EXERCISE INSTRUCTIONS
The copy has to match the records word for word and include no pictures.

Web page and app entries

════════

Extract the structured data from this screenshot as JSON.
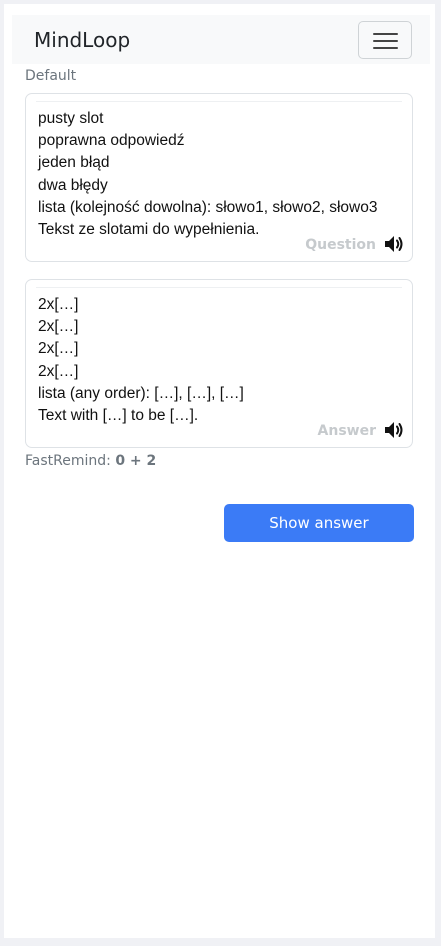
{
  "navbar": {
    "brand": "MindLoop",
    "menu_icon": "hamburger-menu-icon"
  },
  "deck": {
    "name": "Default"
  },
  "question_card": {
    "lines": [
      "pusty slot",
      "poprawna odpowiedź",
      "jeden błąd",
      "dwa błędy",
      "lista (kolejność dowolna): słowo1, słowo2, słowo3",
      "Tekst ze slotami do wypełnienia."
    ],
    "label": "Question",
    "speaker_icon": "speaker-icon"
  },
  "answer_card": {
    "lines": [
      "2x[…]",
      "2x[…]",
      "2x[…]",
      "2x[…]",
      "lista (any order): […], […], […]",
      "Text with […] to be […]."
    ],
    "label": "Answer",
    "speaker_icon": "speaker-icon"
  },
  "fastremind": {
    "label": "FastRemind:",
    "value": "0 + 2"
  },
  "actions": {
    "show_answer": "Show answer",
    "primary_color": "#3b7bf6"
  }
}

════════

WRITTEN ANSWER
Extract the structured data from this screenshot as JSON.
{
  "navbar": {
    "brand": "MindLoop",
    "menu_icon": "hamburger-menu-icon"
  },
  "deck": {
    "name": "Default"
  },
  "question_card": {
    "lines": [
      "pusty slot",
      "poprawna odpowiedź",
      "jeden błąd",
      "dwa błędy",
      "lista (kolejność dowolna): słowo1, słowo2, słowo3",
      "Tekst ze slotami do wypełnienia."
    ],
    "label": "Question",
    "speaker_icon": "speaker-icon"
  },
  "answer_card": {
    "lines": [
      "2x[…]",
      "2x[…]",
      "2x[…]",
      "2x[…]",
      "lista (any order): […], […], […]",
      "Text with […] to be […]."
    ],
    "label": "Answer",
    "speaker_icon": "speaker-icon"
  },
  "fastremind": {
    "label": "FastRemind:",
    "value": "0 + 2"
  },
  "actions": {
    "show_answer": "Show answer",
    "primary_color": "#3b7bf6"
  }
}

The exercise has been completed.